Shares of Pearson, which has a market capitalization of 5.9 billion pounds ($7.7 billion), jumped as much as 26 percent to 818 pence, the biggest intraday increase in 22 years. Its stock had risen earlier in the morning following a report on the Betaville blog about a possible approach for the company.

Pearson has been battling a decline in its traditional business of college publishing. Chief Executive Officer Andy Bird, a former Walt Disney Co. executive who took over in October 2020, has focused on direct-to-consumer digital opportunities by launching a new app called Pearson+.

Meanwhile Europe’s largest activist investor, Cevian Capital AB, has been gradually increasing its stake in Pearson since June 2020. It currently owns 10.2 percent, according to a company filing. That makes it Pearson’s largest shareholder, according to Bloomberg data.

That gives Cevian the power to block any approach from Apollo as U.K. takeover rules require 90 percent shareholder approval for any delisting, according to John Davies, senior analyst at Bloomberg Intelligence.

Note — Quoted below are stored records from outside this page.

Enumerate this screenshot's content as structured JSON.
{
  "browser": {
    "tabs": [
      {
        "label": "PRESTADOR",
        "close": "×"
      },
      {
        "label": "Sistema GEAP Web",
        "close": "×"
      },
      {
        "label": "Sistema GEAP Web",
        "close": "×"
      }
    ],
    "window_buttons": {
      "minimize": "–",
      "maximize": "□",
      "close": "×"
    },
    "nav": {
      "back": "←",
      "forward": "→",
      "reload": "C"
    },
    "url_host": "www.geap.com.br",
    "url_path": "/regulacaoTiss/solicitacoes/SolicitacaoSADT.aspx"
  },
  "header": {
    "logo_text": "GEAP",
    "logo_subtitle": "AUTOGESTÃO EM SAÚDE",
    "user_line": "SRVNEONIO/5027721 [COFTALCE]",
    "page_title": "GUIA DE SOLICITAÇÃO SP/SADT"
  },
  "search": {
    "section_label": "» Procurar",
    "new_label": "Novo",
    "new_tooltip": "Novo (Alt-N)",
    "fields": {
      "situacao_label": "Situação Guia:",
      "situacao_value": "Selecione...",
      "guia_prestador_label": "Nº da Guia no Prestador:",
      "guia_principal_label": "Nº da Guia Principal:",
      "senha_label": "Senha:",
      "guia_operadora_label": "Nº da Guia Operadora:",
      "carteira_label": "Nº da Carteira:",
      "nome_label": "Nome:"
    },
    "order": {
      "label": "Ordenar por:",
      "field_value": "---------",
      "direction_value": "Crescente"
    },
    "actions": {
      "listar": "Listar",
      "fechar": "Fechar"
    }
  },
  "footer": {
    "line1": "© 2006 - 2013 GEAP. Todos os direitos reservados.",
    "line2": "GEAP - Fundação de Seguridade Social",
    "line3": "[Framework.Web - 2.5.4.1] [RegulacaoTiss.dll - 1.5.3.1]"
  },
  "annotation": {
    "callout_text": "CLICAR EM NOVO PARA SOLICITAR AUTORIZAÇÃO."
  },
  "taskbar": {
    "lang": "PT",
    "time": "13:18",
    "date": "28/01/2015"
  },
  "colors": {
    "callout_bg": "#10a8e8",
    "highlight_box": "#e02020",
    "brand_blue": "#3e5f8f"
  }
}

Representatives for Pearson and Cevian didn’t immediately respond to requests for comment.

What Bloomberg Intelligence Says

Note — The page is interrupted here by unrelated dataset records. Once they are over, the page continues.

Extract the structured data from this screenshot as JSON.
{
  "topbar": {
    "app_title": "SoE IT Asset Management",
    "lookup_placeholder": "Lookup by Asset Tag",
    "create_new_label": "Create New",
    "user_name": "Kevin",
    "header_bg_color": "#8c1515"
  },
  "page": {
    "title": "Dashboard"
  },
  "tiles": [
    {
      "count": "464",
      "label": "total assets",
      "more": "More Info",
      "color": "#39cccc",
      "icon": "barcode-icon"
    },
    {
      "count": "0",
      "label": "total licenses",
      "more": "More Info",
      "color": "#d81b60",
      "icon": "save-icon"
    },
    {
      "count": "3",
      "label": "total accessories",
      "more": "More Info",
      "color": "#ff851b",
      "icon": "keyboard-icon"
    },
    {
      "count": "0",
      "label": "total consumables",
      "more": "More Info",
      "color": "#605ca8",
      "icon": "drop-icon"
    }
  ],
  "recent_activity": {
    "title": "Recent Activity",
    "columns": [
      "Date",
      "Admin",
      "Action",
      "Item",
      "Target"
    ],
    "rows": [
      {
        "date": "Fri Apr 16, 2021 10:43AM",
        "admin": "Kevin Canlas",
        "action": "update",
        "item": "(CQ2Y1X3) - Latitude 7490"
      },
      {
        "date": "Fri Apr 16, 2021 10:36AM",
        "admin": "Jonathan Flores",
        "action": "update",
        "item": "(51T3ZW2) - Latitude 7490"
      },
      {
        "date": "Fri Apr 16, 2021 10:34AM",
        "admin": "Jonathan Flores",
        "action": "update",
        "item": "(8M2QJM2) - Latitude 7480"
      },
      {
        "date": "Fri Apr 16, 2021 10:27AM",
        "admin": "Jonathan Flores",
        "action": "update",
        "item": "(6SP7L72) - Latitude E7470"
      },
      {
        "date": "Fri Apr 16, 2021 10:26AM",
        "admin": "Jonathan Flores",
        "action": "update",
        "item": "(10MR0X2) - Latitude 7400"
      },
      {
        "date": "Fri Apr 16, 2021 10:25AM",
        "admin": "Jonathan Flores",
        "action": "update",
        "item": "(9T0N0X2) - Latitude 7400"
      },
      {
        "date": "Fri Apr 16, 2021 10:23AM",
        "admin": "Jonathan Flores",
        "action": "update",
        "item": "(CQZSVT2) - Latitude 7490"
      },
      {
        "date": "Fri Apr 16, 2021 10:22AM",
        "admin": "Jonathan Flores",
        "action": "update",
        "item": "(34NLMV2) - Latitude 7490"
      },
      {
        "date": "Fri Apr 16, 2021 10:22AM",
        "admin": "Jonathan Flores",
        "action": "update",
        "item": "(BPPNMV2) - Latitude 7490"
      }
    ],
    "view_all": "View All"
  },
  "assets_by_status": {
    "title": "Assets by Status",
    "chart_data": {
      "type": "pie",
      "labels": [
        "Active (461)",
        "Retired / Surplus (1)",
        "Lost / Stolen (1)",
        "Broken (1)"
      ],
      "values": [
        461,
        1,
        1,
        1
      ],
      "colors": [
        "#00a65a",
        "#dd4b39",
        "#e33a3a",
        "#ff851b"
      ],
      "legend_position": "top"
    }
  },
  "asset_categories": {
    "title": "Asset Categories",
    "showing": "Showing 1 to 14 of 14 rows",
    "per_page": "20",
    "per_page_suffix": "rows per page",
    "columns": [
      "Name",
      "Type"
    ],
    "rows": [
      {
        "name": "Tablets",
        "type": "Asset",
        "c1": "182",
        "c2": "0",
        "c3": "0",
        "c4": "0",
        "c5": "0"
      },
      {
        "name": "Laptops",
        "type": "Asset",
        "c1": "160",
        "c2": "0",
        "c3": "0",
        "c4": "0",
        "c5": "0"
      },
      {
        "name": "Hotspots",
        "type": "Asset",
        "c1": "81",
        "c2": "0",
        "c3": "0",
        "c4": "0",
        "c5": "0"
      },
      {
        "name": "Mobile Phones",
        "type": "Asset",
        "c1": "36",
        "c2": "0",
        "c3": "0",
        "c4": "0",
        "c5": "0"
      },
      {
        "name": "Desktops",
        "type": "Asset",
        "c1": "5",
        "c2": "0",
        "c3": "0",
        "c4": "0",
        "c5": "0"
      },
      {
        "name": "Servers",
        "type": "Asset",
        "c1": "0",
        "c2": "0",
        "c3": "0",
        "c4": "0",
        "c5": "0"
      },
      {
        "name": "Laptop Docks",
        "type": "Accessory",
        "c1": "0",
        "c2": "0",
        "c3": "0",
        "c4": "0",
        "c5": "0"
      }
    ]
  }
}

Apollo Global’s potential cash offer for Pearson makes sense to us — with the 2012-21 ownership of smaller rival McGraw-Hill affording it the relevant experience to judge the worth of its market-leading U.S. higher education business — though a successful bid would need to significantly top Cevian Capital’s (10.2 percent holder) average 570 pence-a-share price.

–John Davies, senior BI telecom, media and internet analyst

Apollo now has until the end of April 8 to announce a firm intention to make an offer or to withdraw, according to U.K. takeover rules. The firm said in a statement there is no certainty if an offer will be made or what the terms might be.

Were it to proceed, this wouldn’t be Apollo’s first foray into the sector: it bought Pearson’s biggest U.S. competitor McGraw-Hill Education Inc., and attempted to merge it with another publisher, Cengage Learning Inc. That deal faced competition concerns, and Apollo then sold McGraw to rival buyout firm Platinum Equity in June last year.

Given the failed attempt at consolidating the industry, Apollo could take the opposite approach and explore a breakup, Davies said.

“They could maybe take more chunks off Pearson than has currently been done,” he said. “It’s not entirely obvious what synergies between some of the businesses are, apart from being in education.”

Apollo was advised by Barclays Bank.